* [ABOUT THIS TASK]
In the records, find every line with the word "screenshot" and copy it out.

[Data records for software interfaces]
-- Opening Marker --

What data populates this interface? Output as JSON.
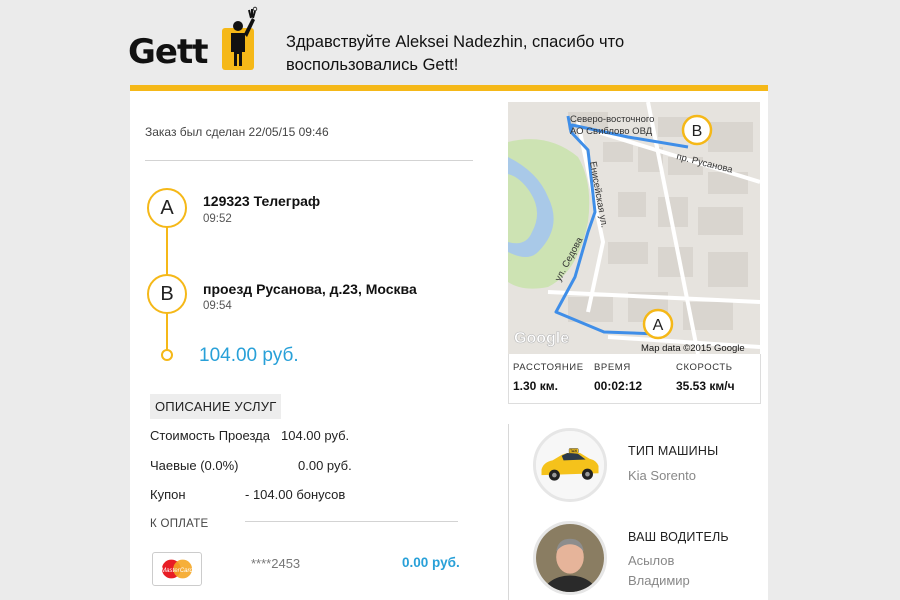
{
  "header": {
    "logo_text": "Gett",
    "greeting_line1": "Здравствуйте Aleksei Nadezhin, спасибо что",
    "greeting_line2": "воспользовались Gett!",
    "accent_color": "#f5b818"
  },
  "order": {
    "date_label": "Заказ был сделан 22/05/15 09:46",
    "point_a": {
      "marker": "A",
      "address": "129323 Телеграф",
      "time": "09:52"
    },
    "point_b": {
      "marker": "B",
      "address": "проезд Русанова, д.23, Москва",
      "time": "09:54"
    },
    "total": "104.00 руб."
  },
  "services": {
    "section_label": "ОПИСАНИЕ УСЛУГ",
    "rows": [
      {
        "label": "Стоимость Проезда",
        "value": "104.00 руб."
      },
      {
        "label": "Чаевые (0.0%)",
        "value": "0.00 руб."
      },
      {
        "label": "Купон",
        "value": "- 104.00 бонусов"
      }
    ],
    "pay_label": "К ОПЛАТЕ",
    "card_brand": "MasterCard",
    "card_number": "****2453",
    "pay_amount": "0.00 руб."
  },
  "map": {
    "labels": {
      "north_east": "Северо-восточного",
      "ovd": "АО Свиблово ОВД",
      "rusanova": "пр. Русанова",
      "yenisei": "Енисейская ул.",
      "sedova": "ул. Седова"
    },
    "marker_a": "A",
    "marker_b": "B",
    "google": "Google",
    "attribution": "Map data ©2015 Google",
    "route_color": "#3f8ee8"
  },
  "stats": [
    {
      "header": "РАССТОЯНИЕ",
      "value": "1.30 км."
    },
    {
      "header": "ВРЕМЯ",
      "value": "00:02:12"
    },
    {
      "header": "СКОРОСТЬ",
      "value": "35.53 км/ч"
    }
  ],
  "car": {
    "header": "ТИП МАШИНЫ",
    "value": "Kia Sorento",
    "taxi_sign": "TAXI"
  },
  "driver": {
    "header": "ВАШ ВОДИТЕЛЬ",
    "name_line1": "Асылов",
    "name_line2": "Владимир"
  }
}
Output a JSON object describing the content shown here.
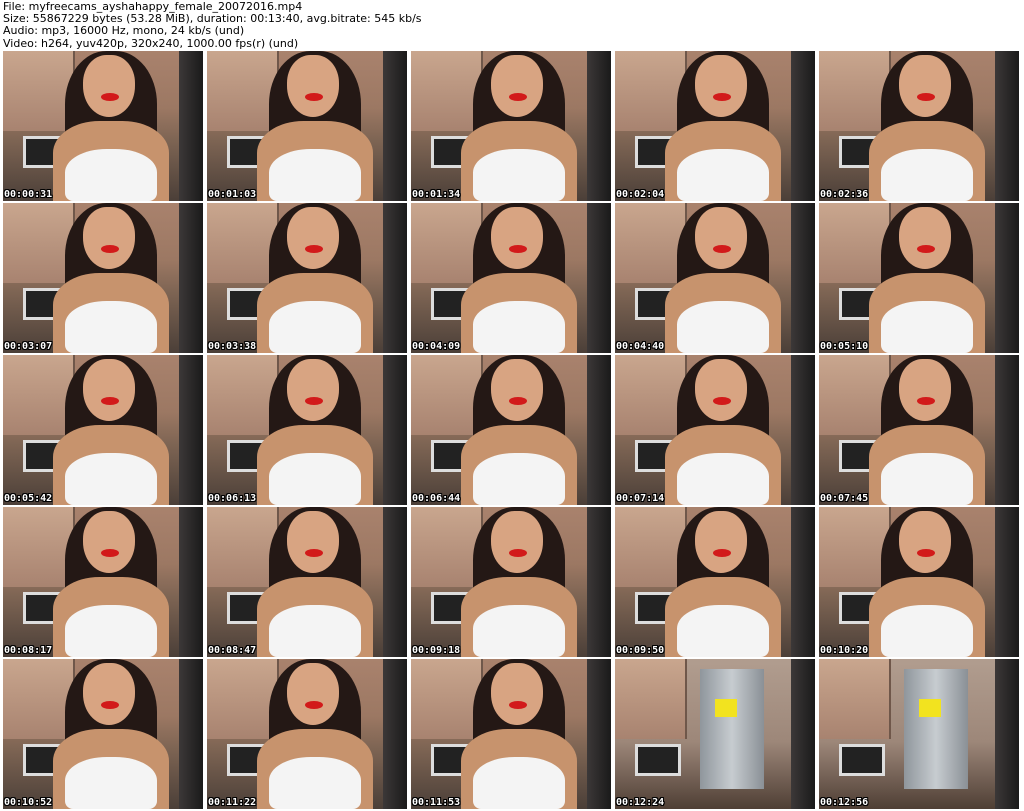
{
  "header": {
    "file": "File: myfreecams_ayshahappy_female_20072016.mp4",
    "size": "Size: 55867229 bytes (53.28 MiB), duration: 00:13:40, avg.bitrate: 545 kb/s",
    "audio": "Audio: mp3, 16000 Hz, mono, 24 kb/s (und)",
    "video": "Video: h264, yuv420p, 320x240, 1000.00 fps(r) (und)"
  },
  "thumbnails": [
    {
      "timestamp": "00:00:31"
    },
    {
      "timestamp": "00:01:03"
    },
    {
      "timestamp": "00:01:34"
    },
    {
      "timestamp": "00:02:04"
    },
    {
      "timestamp": "00:02:36"
    },
    {
      "timestamp": "00:03:07"
    },
    {
      "timestamp": "00:03:38"
    },
    {
      "timestamp": "00:04:09"
    },
    {
      "timestamp": "00:04:40"
    },
    {
      "timestamp": "00:05:10"
    },
    {
      "timestamp": "00:05:42"
    },
    {
      "timestamp": "00:06:13"
    },
    {
      "timestamp": "00:06:44"
    },
    {
      "timestamp": "00:07:14"
    },
    {
      "timestamp": "00:07:45"
    },
    {
      "timestamp": "00:08:17"
    },
    {
      "timestamp": "00:08:47"
    },
    {
      "timestamp": "00:09:18"
    },
    {
      "timestamp": "00:09:50"
    },
    {
      "timestamp": "00:10:20"
    },
    {
      "timestamp": "00:10:52"
    },
    {
      "timestamp": "00:11:22"
    },
    {
      "timestamp": "00:11:53"
    },
    {
      "timestamp": "00:12:24",
      "scene": "kitchen-fridge"
    },
    {
      "timestamp": "00:12:56",
      "scene": "kitchen-fridge"
    }
  ]
}
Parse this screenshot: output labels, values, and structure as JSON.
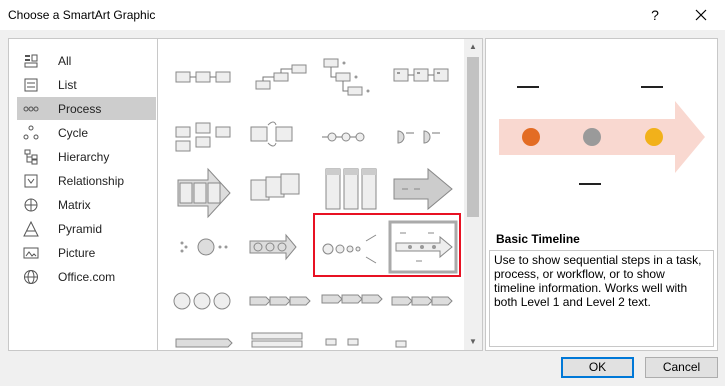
{
  "window": {
    "title": "Choose a SmartArt Graphic",
    "help_label": "?",
    "close_label": "✕"
  },
  "sidebar": {
    "items": [
      {
        "label": "All",
        "icon": "all-icon"
      },
      {
        "label": "List",
        "icon": "list-icon"
      },
      {
        "label": "Process",
        "icon": "process-icon",
        "selected": true
      },
      {
        "label": "Cycle",
        "icon": "cycle-icon"
      },
      {
        "label": "Hierarchy",
        "icon": "hierarchy-icon"
      },
      {
        "label": "Relationship",
        "icon": "relationship-icon"
      },
      {
        "label": "Matrix",
        "icon": "matrix-icon"
      },
      {
        "label": "Pyramid",
        "icon": "pyramid-icon"
      },
      {
        "label": "Picture",
        "icon": "picture-icon"
      },
      {
        "label": "Office.com",
        "icon": "globe-icon"
      }
    ]
  },
  "gallery": {
    "selected_item": "Basic Timeline"
  },
  "preview": {
    "name": "Basic Timeline",
    "description": "Use to show sequential steps in a task, process, or workflow, or to show timeline information. Works well with both Level 1 and Level 2 text.",
    "colors": {
      "arrow": "#f9d8d0",
      "circle1": "#e36c24",
      "circle2": "#9a9a9a",
      "circle3": "#f2b11a"
    }
  },
  "buttons": {
    "ok": "OK",
    "cancel": "Cancel"
  }
}
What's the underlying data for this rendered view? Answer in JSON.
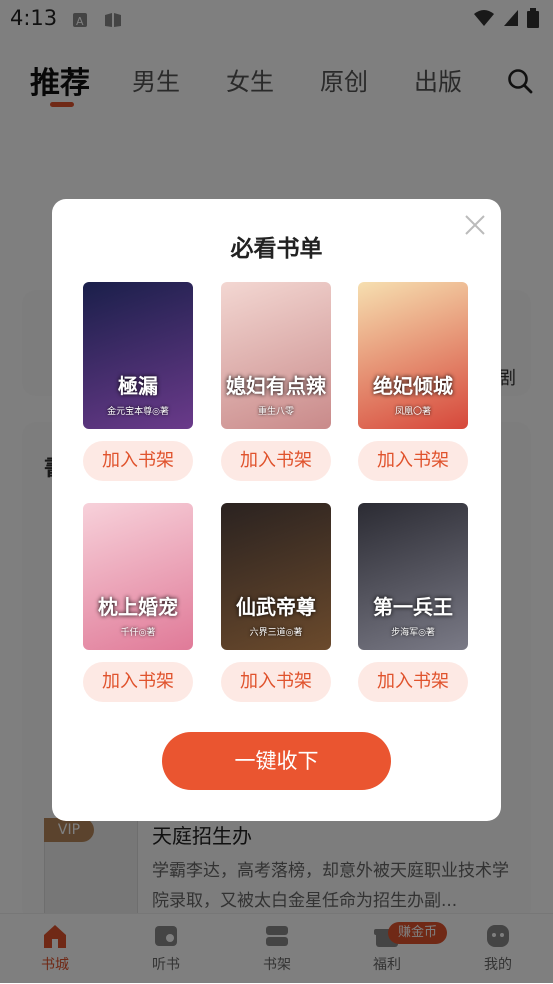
{
  "status": {
    "time": "4:13"
  },
  "tabs": [
    {
      "label": "推荐"
    },
    {
      "label": "男生"
    },
    {
      "label": "女生"
    },
    {
      "label": "原创"
    },
    {
      "label": "出版"
    }
  ],
  "background": {
    "side_right_label": "剧",
    "section_initial": "書",
    "book_badge": "VIP",
    "book_title": "天庭招生办",
    "book_desc": "学霸李达，高考落榜，却意外被天庭职业技术学院录取，又被太白金星任命为招生办副..."
  },
  "bottom_nav": {
    "items": [
      {
        "label": "书城"
      },
      {
        "label": "听书"
      },
      {
        "label": "书架"
      },
      {
        "label": "福利"
      },
      {
        "label": "我的"
      }
    ],
    "earn_badge": "赚金币"
  },
  "dialog": {
    "title": "必看书单",
    "add_label": "加入书架",
    "books": [
      {
        "cover_title": "極漏",
        "cover_sub": "金元宝本尊◎著",
        "colors": [
          "#1a1f4a",
          "#6a3a8a"
        ]
      },
      {
        "cover_title": "媳妇有点辣",
        "cover_sub": "重生八零",
        "colors": [
          "#f3d7d2",
          "#c98a8a"
        ]
      },
      {
        "cover_title": "绝妃倾城",
        "cover_sub": "凤凰〇著",
        "colors": [
          "#f6dfb0",
          "#d6473a"
        ]
      },
      {
        "cover_title": "枕上婚宠",
        "cover_sub": "千仟◎著",
        "colors": [
          "#f7d1da",
          "#e07a98"
        ]
      },
      {
        "cover_title": "仙武帝尊",
        "cover_sub": "六界三道◎著",
        "colors": [
          "#2a2220",
          "#6b4a2c"
        ]
      },
      {
        "cover_title": "第一兵王",
        "cover_sub": "步海军◎著",
        "colors": [
          "#2b2b33",
          "#7a7a86"
        ]
      }
    ],
    "collect_label": "一键收下"
  }
}
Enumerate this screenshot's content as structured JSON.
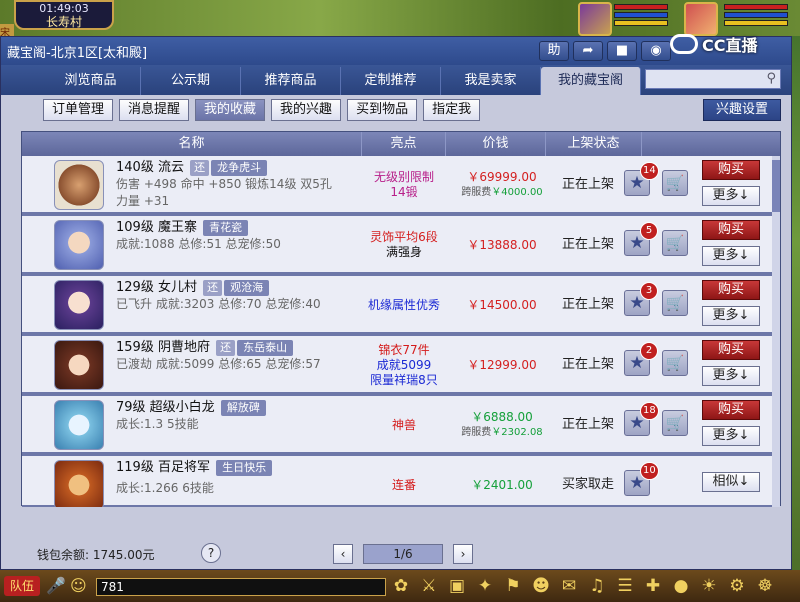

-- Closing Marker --

* [SOLUTION FOR THIS TASK]
Parse this screenshot: output labels, values, and structure as JSON.
Enumerate this screenshot's content as structured JSON.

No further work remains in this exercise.